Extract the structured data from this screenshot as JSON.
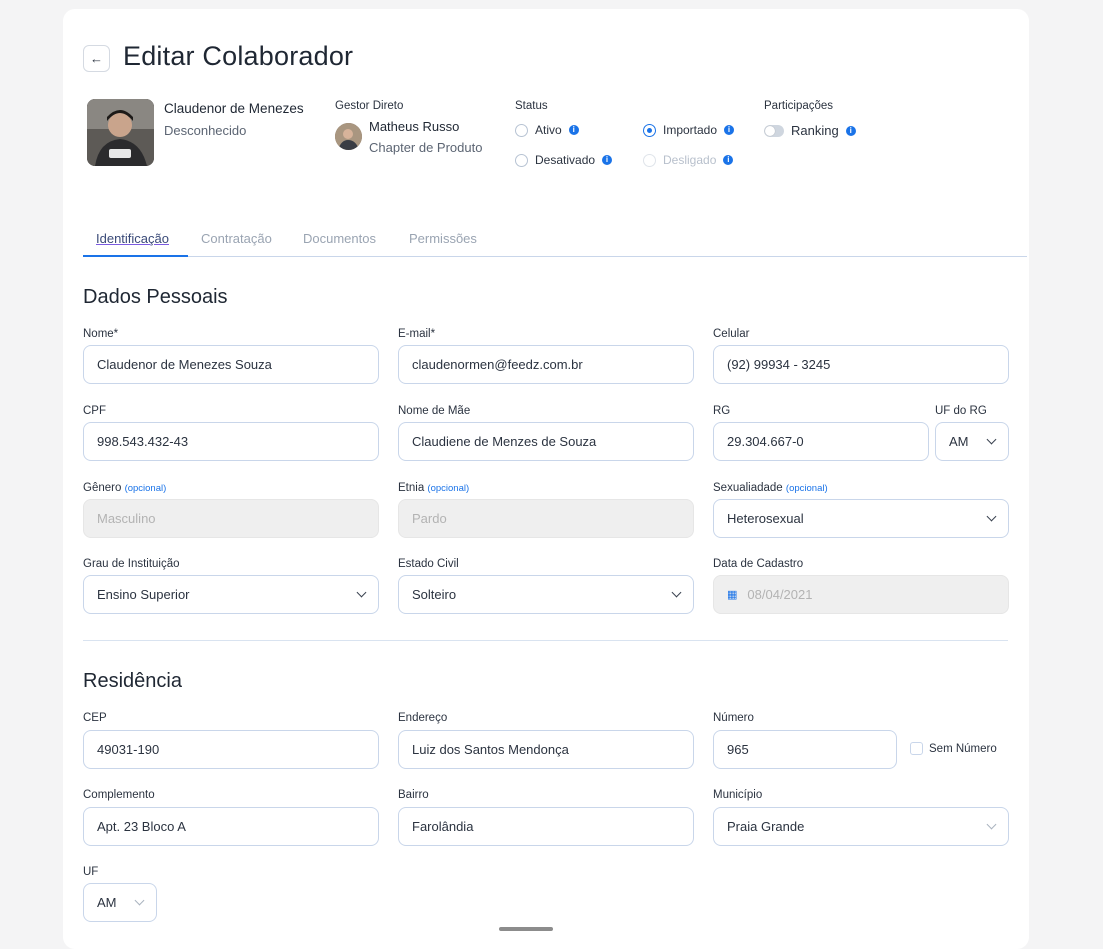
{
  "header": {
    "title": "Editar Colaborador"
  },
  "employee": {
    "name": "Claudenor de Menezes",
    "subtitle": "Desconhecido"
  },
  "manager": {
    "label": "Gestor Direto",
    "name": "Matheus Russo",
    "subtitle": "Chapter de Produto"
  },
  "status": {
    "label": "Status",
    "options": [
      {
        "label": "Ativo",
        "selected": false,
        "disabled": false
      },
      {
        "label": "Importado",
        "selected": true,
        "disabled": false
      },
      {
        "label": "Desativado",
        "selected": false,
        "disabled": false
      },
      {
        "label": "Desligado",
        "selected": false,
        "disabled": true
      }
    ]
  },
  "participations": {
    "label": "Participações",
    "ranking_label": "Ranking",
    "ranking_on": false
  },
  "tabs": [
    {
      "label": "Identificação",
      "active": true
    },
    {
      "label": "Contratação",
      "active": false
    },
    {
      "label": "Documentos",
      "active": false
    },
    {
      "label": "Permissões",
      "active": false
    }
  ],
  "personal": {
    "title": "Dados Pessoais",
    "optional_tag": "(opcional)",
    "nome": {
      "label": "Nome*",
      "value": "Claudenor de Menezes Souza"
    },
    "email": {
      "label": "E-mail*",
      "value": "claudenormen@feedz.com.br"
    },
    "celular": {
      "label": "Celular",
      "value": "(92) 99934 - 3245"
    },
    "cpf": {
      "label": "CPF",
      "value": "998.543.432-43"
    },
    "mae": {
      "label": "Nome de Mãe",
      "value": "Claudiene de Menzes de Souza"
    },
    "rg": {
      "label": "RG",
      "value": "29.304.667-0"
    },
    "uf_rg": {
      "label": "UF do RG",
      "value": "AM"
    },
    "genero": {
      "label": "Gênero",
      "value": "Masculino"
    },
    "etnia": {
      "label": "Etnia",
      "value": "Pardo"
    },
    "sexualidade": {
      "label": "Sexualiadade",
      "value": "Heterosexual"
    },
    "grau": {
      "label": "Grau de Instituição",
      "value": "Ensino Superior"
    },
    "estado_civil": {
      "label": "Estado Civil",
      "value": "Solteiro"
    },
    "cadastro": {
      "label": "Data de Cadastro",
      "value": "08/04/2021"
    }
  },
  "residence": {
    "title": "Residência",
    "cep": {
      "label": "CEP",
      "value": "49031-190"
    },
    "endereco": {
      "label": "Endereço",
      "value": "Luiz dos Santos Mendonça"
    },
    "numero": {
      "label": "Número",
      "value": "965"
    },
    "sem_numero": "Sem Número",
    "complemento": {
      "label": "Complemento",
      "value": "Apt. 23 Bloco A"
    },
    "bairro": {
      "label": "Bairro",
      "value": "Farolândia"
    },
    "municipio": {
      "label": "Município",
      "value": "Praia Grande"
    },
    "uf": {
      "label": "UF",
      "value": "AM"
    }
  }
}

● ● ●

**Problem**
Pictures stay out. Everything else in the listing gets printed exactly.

**Result**
Extract the structured data from this screenshot as JSON.
{
  "header": {
    "title": "Editar Colaborador"
  },
  "employee": {
    "name": "Claudenor de Menezes",
    "subtitle": "Desconhecido"
  },
  "manager": {
    "label": "Gestor Direto",
    "name": "Matheus Russo",
    "subtitle": "Chapter de Produto"
  },
  "status": {
    "label": "Status",
    "options": [
      {
        "label": "Ativo",
        "selected": false,
        "disabled": false
      },
      {
        "label": "Importado",
        "selected": true,
        "disabled": false
      },
      {
        "label": "Desativado",
        "selected": false,
        "disabled": false
      },
      {
        "label": "Desligado",
        "selected": false,
        "disabled": true
      }
    ]
  },
  "participations": {
    "label": "Participações",
    "ranking_label": "Ranking",
    "ranking_on": false
  },
  "tabs": [
    {
      "label": "Identificação",
      "active": true
    },
    {
      "label": "Contratação",
      "active": false
    },
    {
      "label": "Documentos",
      "active": false
    },
    {
      "label": "Permissões",
      "active": false
    }
  ],
  "personal": {
    "title": "Dados Pessoais",
    "optional_tag": "(opcional)",
    "nome": {
      "label": "Nome*",
      "value": "Claudenor de Menezes Souza"
    },
    "email": {
      "label": "E-mail*",
      "value": "claudenormen@feedz.com.br"
    },
    "celular": {
      "label": "Celular",
      "value": "(92) 99934 - 3245"
    },
    "cpf": {
      "label": "CPF",
      "value": "998.543.432-43"
    },
    "mae": {
      "label": "Nome de Mãe",
      "value": "Claudiene de Menzes de Souza"
    },
    "rg": {
      "label": "RG",
      "value": "29.304.667-0"
    },
    "uf_rg": {
      "label": "UF do RG",
      "value": "AM"
    },
    "genero": {
      "label": "Gênero",
      "value": "Masculino"
    },
    "etnia": {
      "label": "Etnia",
      "value": "Pardo"
    },
    "sexualidade": {
      "label": "Sexualiadade",
      "value": "Heterosexual"
    },
    "grau": {
      "label": "Grau de Instituição",
      "value": "Ensino Superior"
    },
    "estado_civil": {
      "label": "Estado Civil",
      "value": "Solteiro"
    },
    "cadastro": {
      "label": "Data de Cadastro",
      "value": "08/04/2021"
    }
  },
  "residence": {
    "title": "Residência",
    "cep": {
      "label": "CEP",
      "value": "49031-190"
    },
    "endereco": {
      "label": "Endereço",
      "value": "Luiz dos Santos Mendonça"
    },
    "numero": {
      "label": "Número",
      "value": "965"
    },
    "sem_numero": "Sem Número",
    "complemento": {
      "label": "Complemento",
      "value": "Apt. 23 Bloco A"
    },
    "bairro": {
      "label": "Bairro",
      "value": "Farolândia"
    },
    "municipio": {
      "label": "Município",
      "value": "Praia Grande"
    },
    "uf": {
      "label": "UF",
      "value": "AM"
    }
  }
}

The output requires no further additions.